[[ Extracted entries, beginning ]]

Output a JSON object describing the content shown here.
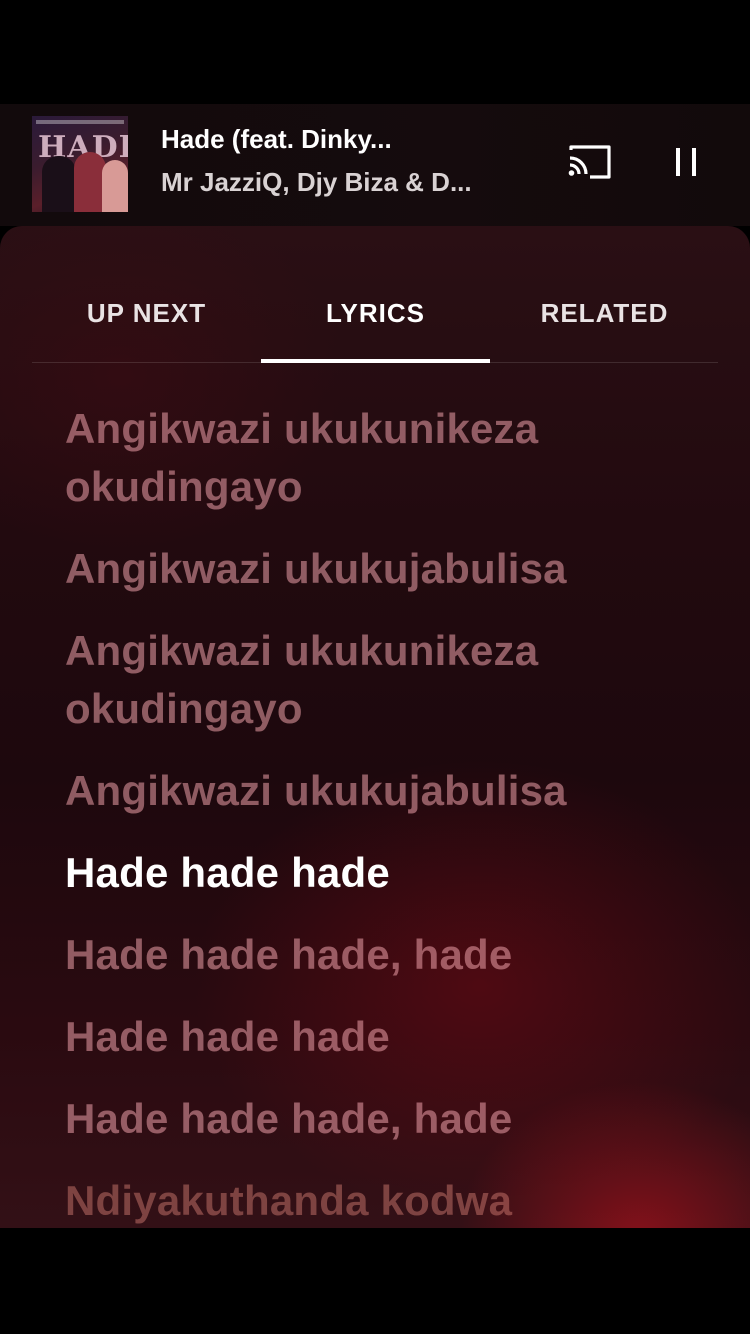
{
  "now_playing": {
    "title": "Hade (feat. Dinky...",
    "artist": "Mr JazziQ, Djy Biza & D...",
    "album_art_text": "HADE"
  },
  "controls": {
    "cast_icon": "cast-icon",
    "pause_icon": "pause-icon"
  },
  "tabs": [
    {
      "label": "UP NEXT",
      "active": false
    },
    {
      "label": "LYRICS",
      "active": true
    },
    {
      "label": "RELATED",
      "active": false
    }
  ],
  "lyrics": [
    {
      "text": "Angikwazi ukukunikeza okudingayo",
      "state": "past"
    },
    {
      "text": "Angikwazi ukukujabulisa",
      "state": "past"
    },
    {
      "text": "Angikwazi ukukunikeza okudingayo",
      "state": "past"
    },
    {
      "text": "Angikwazi ukukujabulisa",
      "state": "past"
    },
    {
      "text": "Hade hade hade",
      "state": "current"
    },
    {
      "text": "Hade hade hade, hade",
      "state": "upcoming"
    },
    {
      "text": "Hade hade hade",
      "state": "upcoming"
    },
    {
      "text": "Hade hade hade, hade",
      "state": "upcoming"
    },
    {
      "text": "Ndiyakuthanda kodwa",
      "state": "upcoming"
    }
  ],
  "colors": {
    "accent": "#ffffff",
    "panel_background": "#220a0f",
    "inactive_lyric": "#eca0aa"
  }
}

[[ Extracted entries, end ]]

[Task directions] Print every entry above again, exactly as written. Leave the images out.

[Answer area]
Output a JSON object describing the content shown here.
{
  "now_playing": {
    "title": "Hade (feat. Dinky...",
    "artist": "Mr JazziQ, Djy Biza & D...",
    "album_art_text": "HADE"
  },
  "controls": {
    "cast_icon": "cast-icon",
    "pause_icon": "pause-icon"
  },
  "tabs": [
    {
      "label": "UP NEXT",
      "active": false
    },
    {
      "label": "LYRICS",
      "active": true
    },
    {
      "label": "RELATED",
      "active": false
    }
  ],
  "lyrics": [
    {
      "text": "Angikwazi ukukunikeza okudingayo",
      "state": "past"
    },
    {
      "text": "Angikwazi ukukujabulisa",
      "state": "past"
    },
    {
      "text": "Angikwazi ukukunikeza okudingayo",
      "state": "past"
    },
    {
      "text": "Angikwazi ukukujabulisa",
      "state": "past"
    },
    {
      "text": "Hade hade hade",
      "state": "current"
    },
    {
      "text": "Hade hade hade, hade",
      "state": "upcoming"
    },
    {
      "text": "Hade hade hade",
      "state": "upcoming"
    },
    {
      "text": "Hade hade hade, hade",
      "state": "upcoming"
    },
    {
      "text": "Ndiyakuthanda kodwa",
      "state": "upcoming"
    }
  ],
  "colors": {
    "accent": "#ffffff",
    "panel_background": "#220a0f",
    "inactive_lyric": "#eca0aa"
  }
}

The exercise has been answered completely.